Looking Back at Uranus
As NASA’s Voyager 2 spacecraft made the only close approach to date of our mysterious seventh planet Uranus 25 years ago, Project Scientist Ed Stone and the Voyager team gathered at NASA’s Jet Propulsion Laboratory, Pasadena, Calif., to pore over the data coming in.
Images of the small, icy Uranus moon Miranda were particularly surprising. Since small moons tend to cool and freeze over rapidly after their formation, scientists had expected a boring, ancient surface, pockmarked by crater-upon-weathered-crater. Instead they saw grooved terrain with linear valleys and ridges cutting through the older terrain and sometimes coming together in chevron shapes. They also saw dramatic fault scarps, or cliffs. All of this indicated that periods of tectonic and thermal activity had rocked Miranda’s surface in the past. The images raised questions about whether or not these small and sometimes active bodies could be targets in the search for habitable environments in the Solar System.
The scientists were also shocked by data showing that Uranus’ magnetic north and south poles were not closely aligned with the north-south axis of the planet’s rotation. Instead, the planet’s magnetic field poles were closer to the Uranian equator. This suggested that the material flows in the planet’s interior that are generating the magnetic field are closer to the surface of Uranus than the flows inside Earth, Jupiter and Saturn are to their respective surfaces.
"Voyager 2’s visit to Uranus expanded our knowledge of the unexpected diversity of bodies that share the Solar System with Earth," said Stone, who is based at the California Institute of Technology in Pasadena. "Even though similar in many ways, the worlds we encounter can still surprise us."
Voyager 2 was launched on Aug. 20, 1977, 16 days before its twin, Voyager 1. After completing its prime mission of flying by Jupiter and Saturn, Voyager 2 was sent on the right flight path to visit Uranus, which is about 3 billion kilometers (2 billion miles) away from the Sun. Voyager 2 made its closest approach – within 81,500 kilometers (50,600 miles) of the Uranian cloud tops – on Jan. 24, 1986.
Before Voyager 2’s visit, scientists had to learn about Uranus by using Earth-based and airborne telescopes. By observing dips in starlight as a star passed behind Uranus, scientists knew Uranus had nine narrow rings. But it wasn’t until the Voyager 2 flyby that scientists were able to capture for the first time images of the rings and the tiny shepherding moons that sculpted them. Unlike Saturn’s icy rings, they found Uranus’ rings to be dark gray, reflecting only a few percent of the incident sunlight.
Scientists had also determined an average temperature for Uranus (59 Kelvin, or minus 350 degrees Fahrenheit) before this encounter, but the distribution of that temperature came as a surprise. Voyager showed there was heat transport from pole to pole in Uranus’ atmosphere that maintained the same temperature at both poles, even though the Sun was shining directly for decades on one pole and not the other.
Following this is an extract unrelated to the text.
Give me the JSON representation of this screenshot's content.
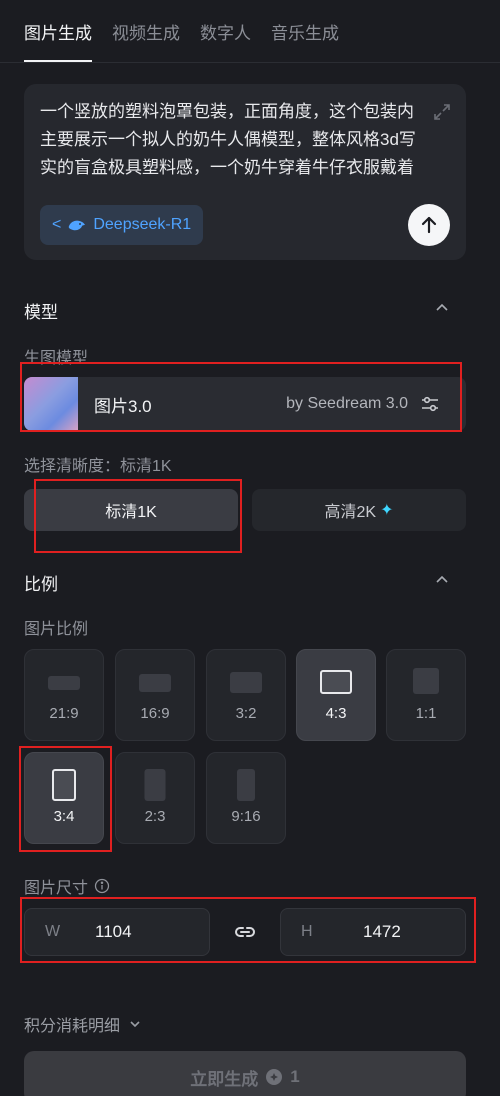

By the end of the Uranus encounter and science analysis, data from Voyager 2 enabled the discovery of 11 new moons and two new rings, and generated dozens of science papers about the quirky seventh planet.
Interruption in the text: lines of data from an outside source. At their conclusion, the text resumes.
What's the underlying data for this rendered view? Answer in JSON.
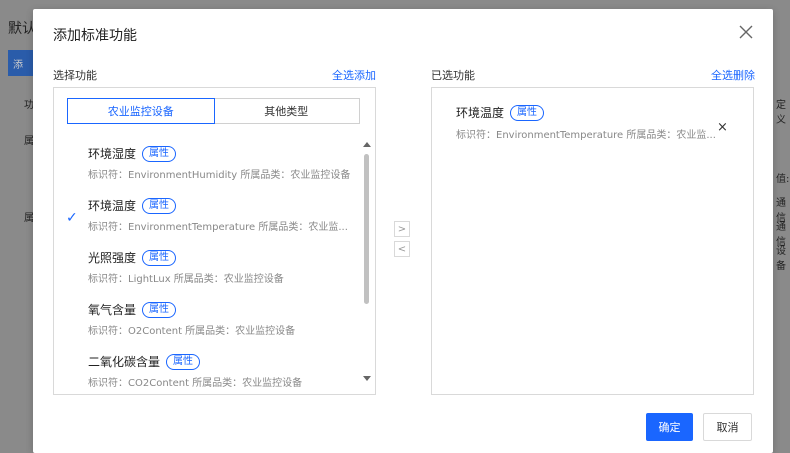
{
  "background": {
    "title_fragment": "默认",
    "button_fragment": "添",
    "col_fragment": "功",
    "row1_fragment": "属",
    "row2_fragment": "属",
    "right_col_fragment": "定义",
    "right_frag_1": "值:",
    "right_frag_2": "通信",
    "right_frag_3": "通信",
    "right_frag_4": "设备"
  },
  "dialog": {
    "title": "添加标准功能",
    "close_icon": "close-icon"
  },
  "left": {
    "label": "选择功能",
    "select_all": "全选添加",
    "tabs": [
      {
        "label": "农业监控设备",
        "active": true
      },
      {
        "label": "其他类型",
        "active": false
      }
    ],
    "items": [
      {
        "name": "环境湿度",
        "badge": "属性",
        "desc": "标识符：EnvironmentHumidity  所属品类：农业监控设备",
        "checked": false
      },
      {
        "name": "环境温度",
        "badge": "属性",
        "desc": "标识符：EnvironmentTemperature  所属品类：农业监...",
        "checked": true
      },
      {
        "name": "光照强度",
        "badge": "属性",
        "desc": "标识符：LightLux  所属品类：农业监控设备",
        "checked": false
      },
      {
        "name": "氧气含量",
        "badge": "属性",
        "desc": "标识符：O2Content  所属品类：农业监控设备",
        "checked": false
      },
      {
        "name": "二氧化碳含量",
        "badge": "属性",
        "desc": "标识符：CO2Content  所属品类：农业监控设备",
        "checked": false
      }
    ]
  },
  "transfer": {
    "add": ">",
    "remove": "<"
  },
  "right": {
    "label": "已选功能",
    "remove_all": "全选删除",
    "selected": [
      {
        "name": "环境温度",
        "badge": "属性",
        "desc": "标识符：EnvironmentTemperature  所属品类：农业监...",
        "remove": "×"
      }
    ]
  },
  "footer": {
    "confirm": "确定",
    "cancel": "取消"
  },
  "colors": {
    "accent": "#1a66ff",
    "overlay": "#8a8a8a"
  }
}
Voyager 2 moved on to explore Neptune, the last planetary target, in August 1989. It is now hurtling toward interstellar space, which is the space between stars. It is about 14 billion kilometers (9 billion miles) away from the Sun. Voyager 1, which explored only Jupiter and Saturn before heading on a faster track toward interstellar space, is about 17 billion kilometers (11 billion miles) away from the Sun.
"The Uranus encounter was one of a kind," said Suzanne Dodd, Voyager project manager, based at JPL. "Voyager 2 was healthy and durable enough to make it to Uranus and then to Neptune. Currently both Voyager spacecraft are on the cusp of leaving the Sun’s sphere of influence and once again blazing a trail of scientific discovery."